(Task details)
Pull every line containing the word "time" from the records.

** Opening Supplied material block **

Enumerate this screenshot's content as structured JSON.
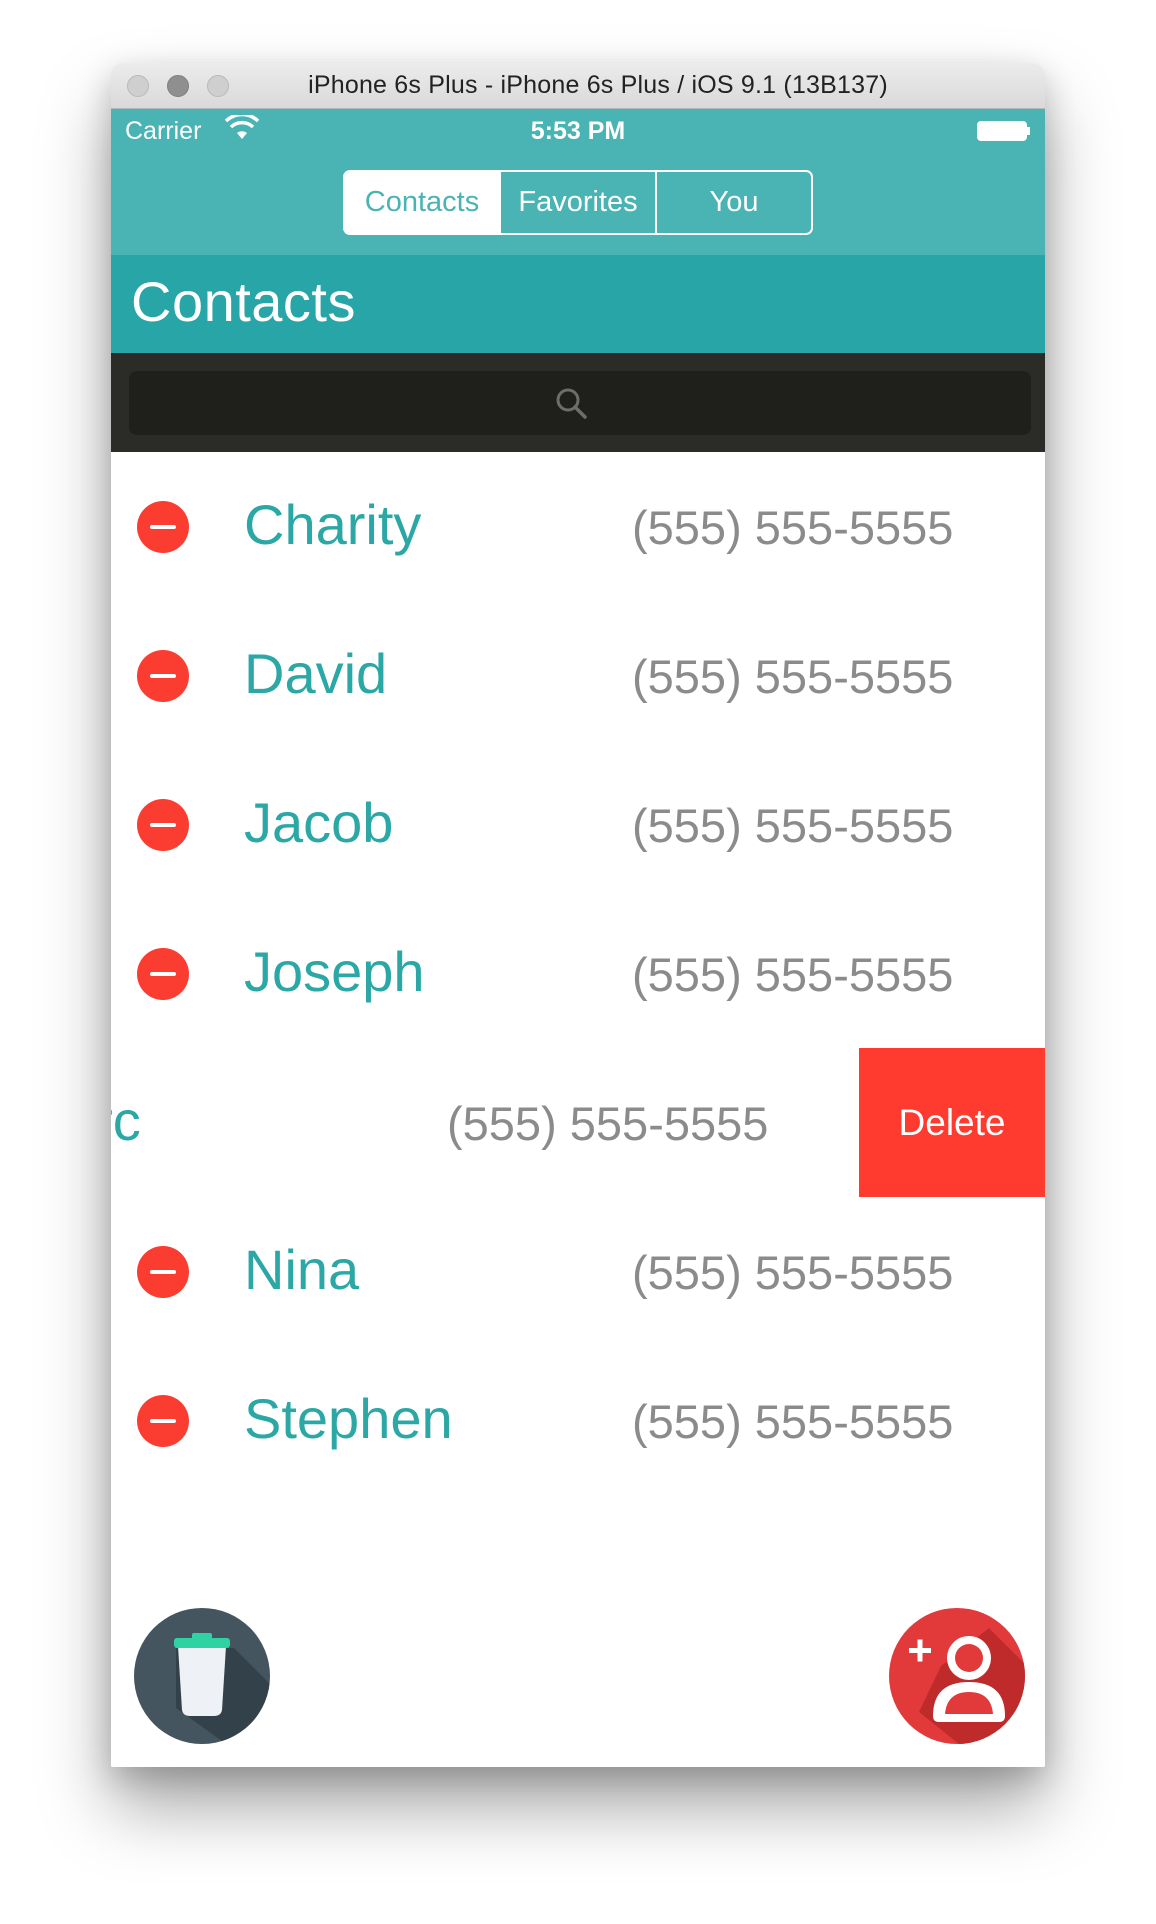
{
  "window": {
    "title": "iPhone 6s Plus - iPhone 6s Plus / iOS 9.1 (13B137)"
  },
  "status_bar": {
    "carrier": "Carrier",
    "time": "5:53 PM"
  },
  "tabs": [
    {
      "label": "Contacts",
      "active": true
    },
    {
      "label": "Favorites",
      "active": false
    },
    {
      "label": "You",
      "active": false
    }
  ],
  "header": {
    "title": "Contacts"
  },
  "search": {
    "placeholder": ""
  },
  "contacts": [
    {
      "name": "Charity",
      "phone": "(555) 555-5555"
    },
    {
      "name": "David",
      "phone": "(555) 555-5555"
    },
    {
      "name": "Jacob",
      "phone": "(555) 555-5555"
    },
    {
      "name": "Joseph",
      "phone": "(555) 555-5555"
    },
    {
      "name": "arc",
      "phone": "(555) 555-5555",
      "swiped": true,
      "action": "Delete"
    },
    {
      "name": "Nina",
      "phone": "(555) 555-5555"
    },
    {
      "name": "Stephen",
      "phone": "(555) 555-5555"
    }
  ],
  "colors": {
    "nav": "#4ab3b3",
    "header": "#27a5a7",
    "name_text": "#2ba7a6",
    "delete": "#ff3a2f",
    "trash_fab": "#45555f",
    "add_fab": "#e23a3a"
  },
  "icons": {
    "trash_fab": "trash-icon",
    "add_fab": "add-person-icon"
  }
}
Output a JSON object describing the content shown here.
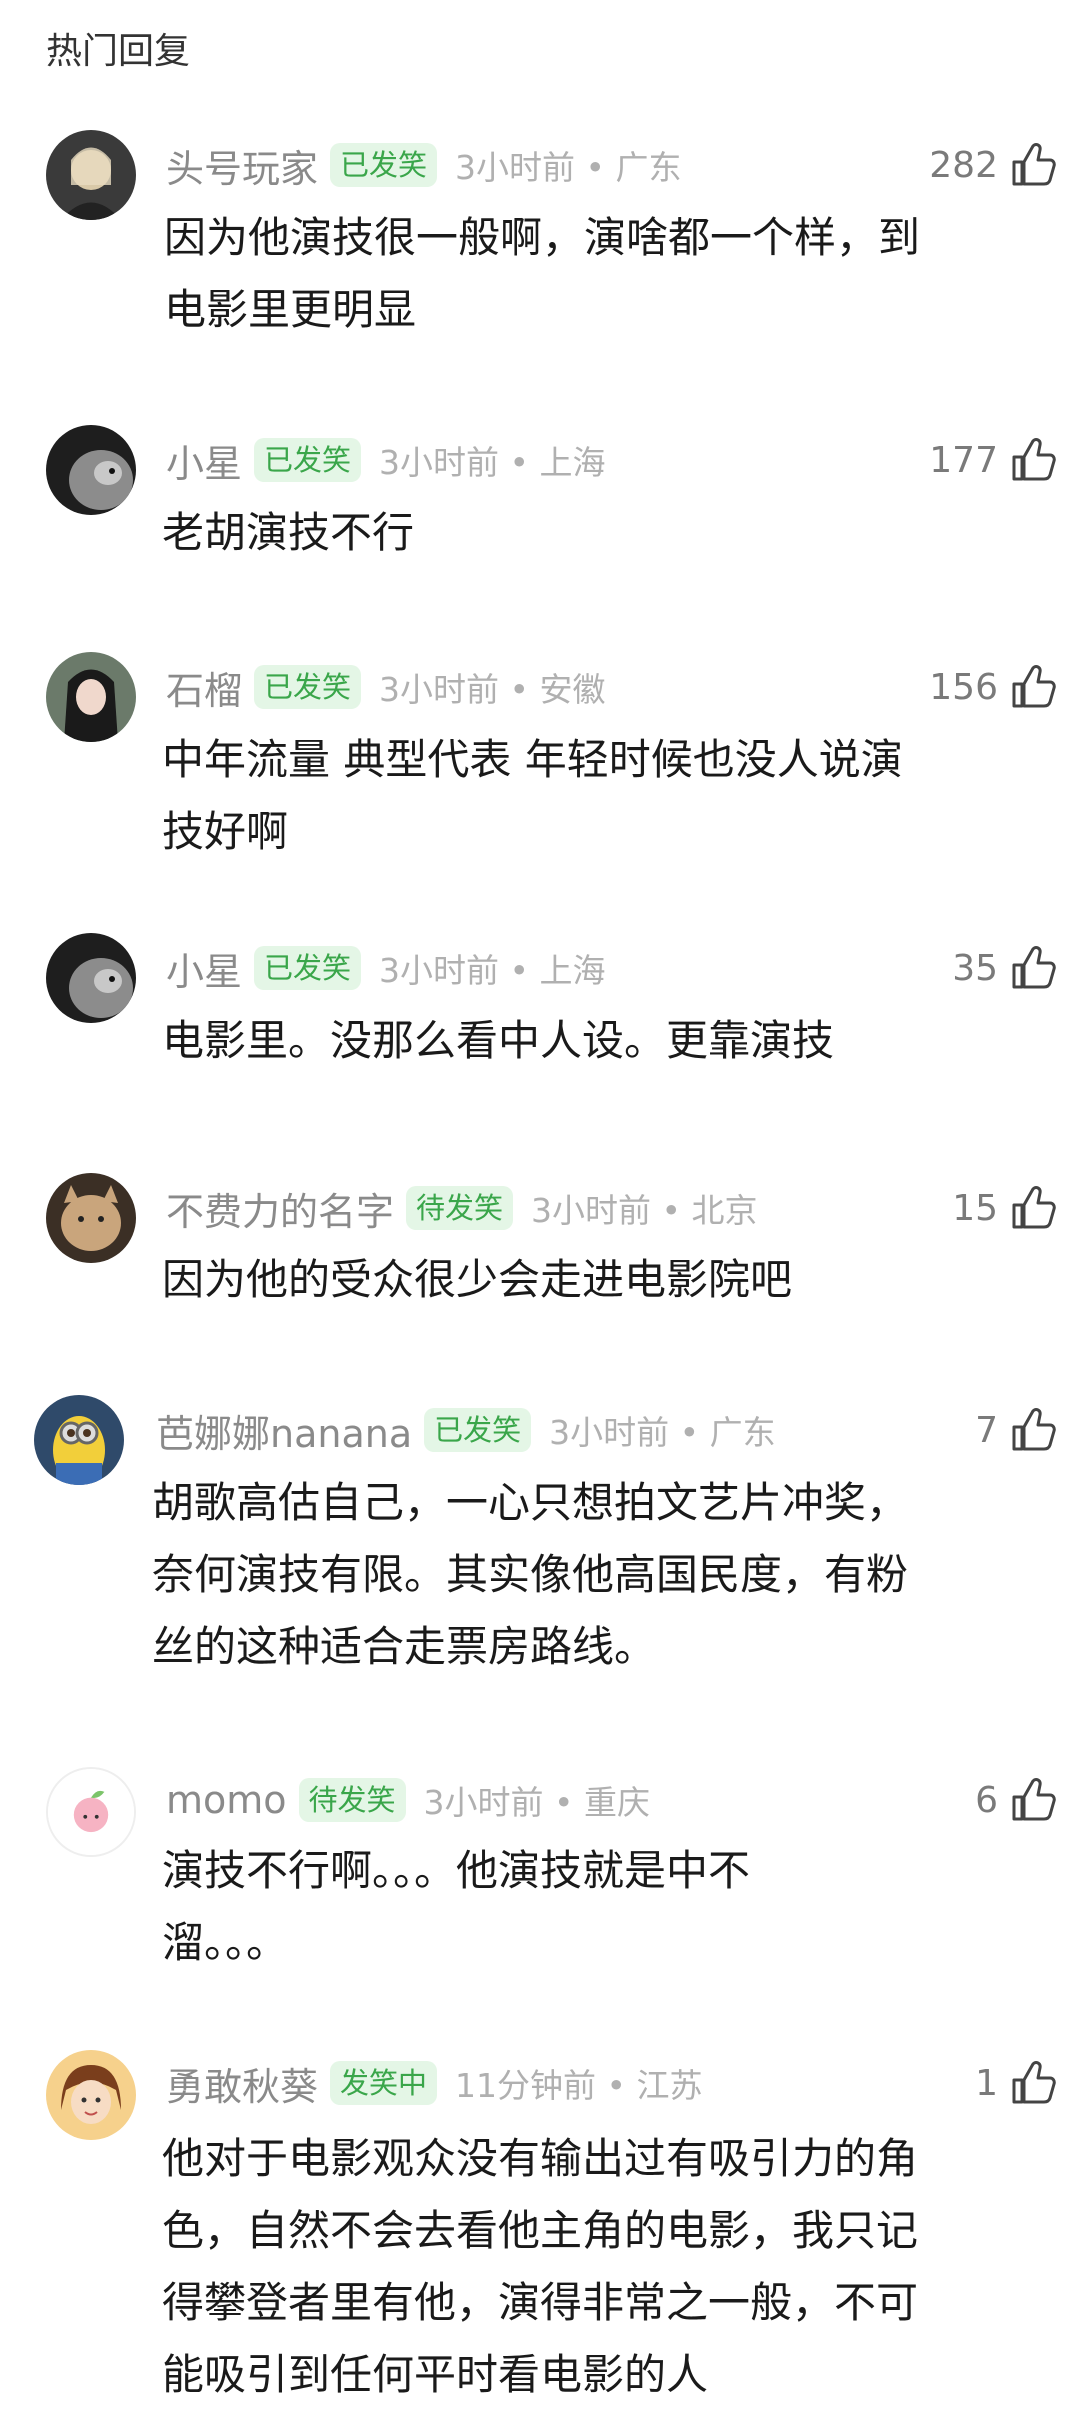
{
  "header": {
    "title": "热门回复"
  },
  "comments": [
    {
      "name": "头号玩家",
      "badge": "已发笑",
      "time": "3小时前 • 广东",
      "likes": "282",
      "text": "因为他演技很一般啊，演啥都一个样，到\n电影里更明显",
      "avatar_color": "#3a3a3a"
    },
    {
      "name": "小星",
      "badge": "已发笑",
      "time": "3小时前 • 上海",
      "likes": "177",
      "text": "老胡演技不行",
      "avatar_color": "#5c5c5c"
    },
    {
      "name": "石榴",
      "badge": "已发笑",
      "time": "3小时前 • 安徽",
      "likes": "156",
      "text": "中年流量 典型代表 年轻时候也没人说演\n技好啊",
      "avatar_color": "#4d5a4a"
    },
    {
      "name": "小星",
      "badge": "已发笑",
      "time": "3小时前 • 上海",
      "likes": "35",
      "text": "电影里。没那么看中人设。更靠演技",
      "avatar_color": "#5c5c5c"
    },
    {
      "name": "不费力的名字",
      "badge": "待发笑",
      "time": "3小时前 • 北京",
      "likes": "15",
      "text": "因为他的受众很少会走进电影院吧",
      "avatar_color": "#b49877"
    },
    {
      "name": "芭娜娜nanana",
      "badge": "已发笑",
      "time": "3小时前 • 广东",
      "likes": "7",
      "text": "胡歌高估自己，一心只想拍文艺片冲奖，\n奈何演技有限。其实像他高国民度，有粉\n丝的这种适合走票房路线。",
      "avatar_color": "#e8c23a"
    },
    {
      "name": "momo",
      "badge": "待发笑",
      "time": "3小时前 • 重庆",
      "likes": "6",
      "text": "演技不行啊。。。他演技就是中不\n溜。。。",
      "avatar_color": "#f6c6cf"
    },
    {
      "name": "勇敢秋葵",
      "badge": "发笑中",
      "time": "11分钟前 • 江苏",
      "likes": "1",
      "text": "他对于电影观众没有输出过有吸引力的角\n色，自然不会去看他主角的电影，我只记\n得攀登者里有他，演得非常之一般，不可\n能吸引到任何平时看电影的人",
      "avatar_color": "#f2b46a"
    }
  ]
}
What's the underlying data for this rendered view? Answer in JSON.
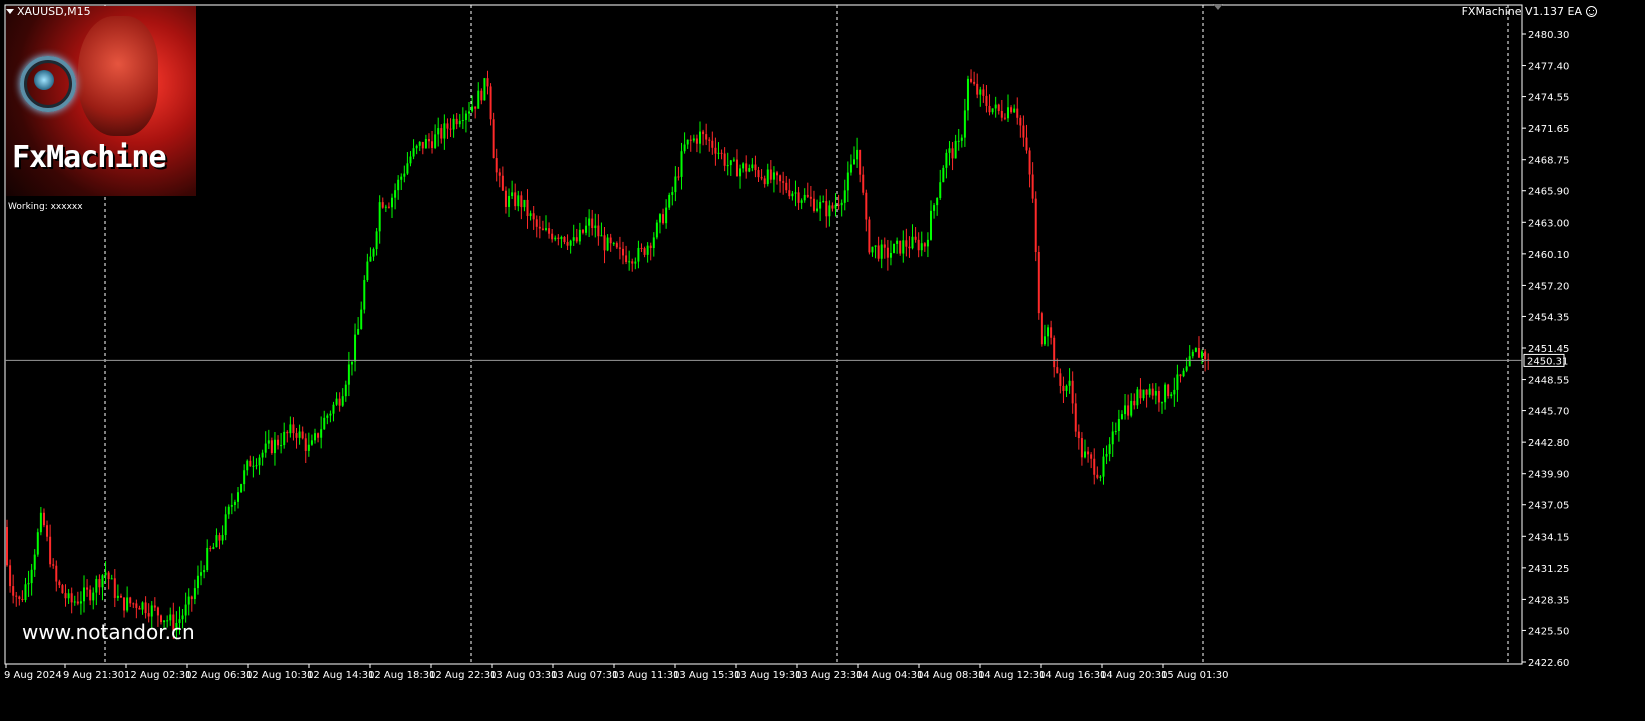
{
  "symbol": "XAUUSD,M15",
  "ea_name": "FXMachine V1.137 EA",
  "logo_text": "FxMachine",
  "working": "Working: xxxxxx",
  "watermark": "www.notandor.cn",
  "colors": {
    "background": "#000000",
    "up": "#00ff00",
    "down": "#ff2a2a",
    "grid": "#ffffff",
    "text": "#ffffff"
  },
  "chart_data": {
    "type": "candlestick",
    "current_price": 2450.31,
    "y_ticks": [
      "2480.30",
      "2477.40",
      "2474.55",
      "2471.65",
      "2468.75",
      "2465.90",
      "2463.00",
      "2460.10",
      "2457.20",
      "2454.35",
      "2451.45",
      "2448.55",
      "2445.70",
      "2442.80",
      "2439.90",
      "2437.05",
      "2434.15",
      "2431.25",
      "2428.35",
      "2425.50",
      "2422.60"
    ],
    "ylim": [
      2422.6,
      2480.3
    ],
    "x_ticks": [
      "9 Aug 2024",
      "9 Aug 21:30",
      "12 Aug 02:30",
      "12 Aug 06:30",
      "12 Aug 10:30",
      "12 Aug 14:30",
      "12 Aug 18:30",
      "12 Aug 22:30",
      "13 Aug 03:30",
      "13 Aug 07:30",
      "13 Aug 11:30",
      "13 Aug 15:30",
      "13 Aug 19:30",
      "13 Aug 23:30",
      "14 Aug 04:30",
      "14 Aug 08:30",
      "14 Aug 12:30",
      "14 Aug 16:30",
      "14 Aug 20:30",
      "15 Aug 01:30"
    ],
    "period_separators": [
      "9 Aug 21:30",
      "12 Aug 22:30",
      "13 Aug 23:30",
      "15 Aug 01:30"
    ],
    "price_path": [
      [
        0,
        2435
      ],
      [
        10,
        2430
      ],
      [
        20,
        2428
      ],
      [
        30,
        2431
      ],
      [
        42,
        2436
      ],
      [
        55,
        2430
      ],
      [
        70,
        2428
      ],
      [
        90,
        2429
      ],
      [
        105,
        2431
      ],
      [
        120,
        2428
      ],
      [
        140,
        2428
      ],
      [
        160,
        2427
      ],
      [
        175,
        2426
      ],
      [
        190,
        2428
      ],
      [
        205,
        2432
      ],
      [
        220,
        2434
      ],
      [
        235,
        2438
      ],
      [
        250,
        2441
      ],
      [
        265,
        2442
      ],
      [
        280,
        2443
      ],
      [
        295,
        2444
      ],
      [
        310,
        2442
      ],
      [
        325,
        2445
      ],
      [
        340,
        2447
      ],
      [
        350,
        2450
      ],
      [
        358,
        2453
      ],
      [
        365,
        2458
      ],
      [
        372,
        2460
      ],
      [
        380,
        2465
      ],
      [
        390,
        2465
      ],
      [
        400,
        2467
      ],
      [
        410,
        2469
      ],
      [
        420,
        2470
      ],
      [
        440,
        2471
      ],
      [
        460,
        2473
      ],
      [
        475,
        2474
      ],
      [
        488,
        2476
      ],
      [
        495,
        2468
      ],
      [
        505,
        2465
      ],
      [
        520,
        2465
      ],
      [
        540,
        2462
      ],
      [
        560,
        2462
      ],
      [
        575,
        2461
      ],
      [
        590,
        2463
      ],
      [
        605,
        2461
      ],
      [
        620,
        2460
      ],
      [
        640,
        2460
      ],
      [
        655,
        2462
      ],
      [
        670,
        2465
      ],
      [
        685,
        2470
      ],
      [
        700,
        2471
      ],
      [
        715,
        2470
      ],
      [
        730,
        2468
      ],
      [
        750,
        2468
      ],
      [
        770,
        2467
      ],
      [
        790,
        2466
      ],
      [
        810,
        2465
      ],
      [
        830,
        2464
      ],
      [
        845,
        2466
      ],
      [
        858,
        2470
      ],
      [
        868,
        2461
      ],
      [
        885,
        2460
      ],
      [
        905,
        2461
      ],
      [
        925,
        2461
      ],
      [
        935,
        2465
      ],
      [
        945,
        2469
      ],
      [
        960,
        2470
      ],
      [
        968,
        2476
      ],
      [
        985,
        2474
      ],
      [
        1000,
        2473
      ],
      [
        1015,
        2474
      ],
      [
        1025,
        2470
      ],
      [
        1033,
        2465
      ],
      [
        1040,
        2452
      ],
      [
        1048,
        2454
      ],
      [
        1058,
        2448
      ],
      [
        1070,
        2448
      ],
      [
        1080,
        2442
      ],
      [
        1090,
        2441
      ],
      [
        1100,
        2440
      ],
      [
        1110,
        2442
      ],
      [
        1120,
        2446
      ],
      [
        1130,
        2446
      ],
      [
        1145,
        2448
      ],
      [
        1160,
        2447
      ],
      [
        1175,
        2448
      ],
      [
        1185,
        2449
      ],
      [
        1195,
        2451
      ],
      [
        1203,
        2451
      ],
      [
        1210,
        2450.3
      ]
    ],
    "grid": false,
    "legend": "none"
  }
}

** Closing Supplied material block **

(Response area)
    "time": "5:53 PM"
      "time": "3小时前 • 广东",
      "time": "3小时前 • 上海",
      "time": "3小时前 • 安徽",
      "time": "3小时前 • 上海",
      "time": "3小时前 • 北京",
      "time": "3小时前 • 广东",
      "time": "3小时前 • 重庆",
      "time": "11分钟前 • 江苏",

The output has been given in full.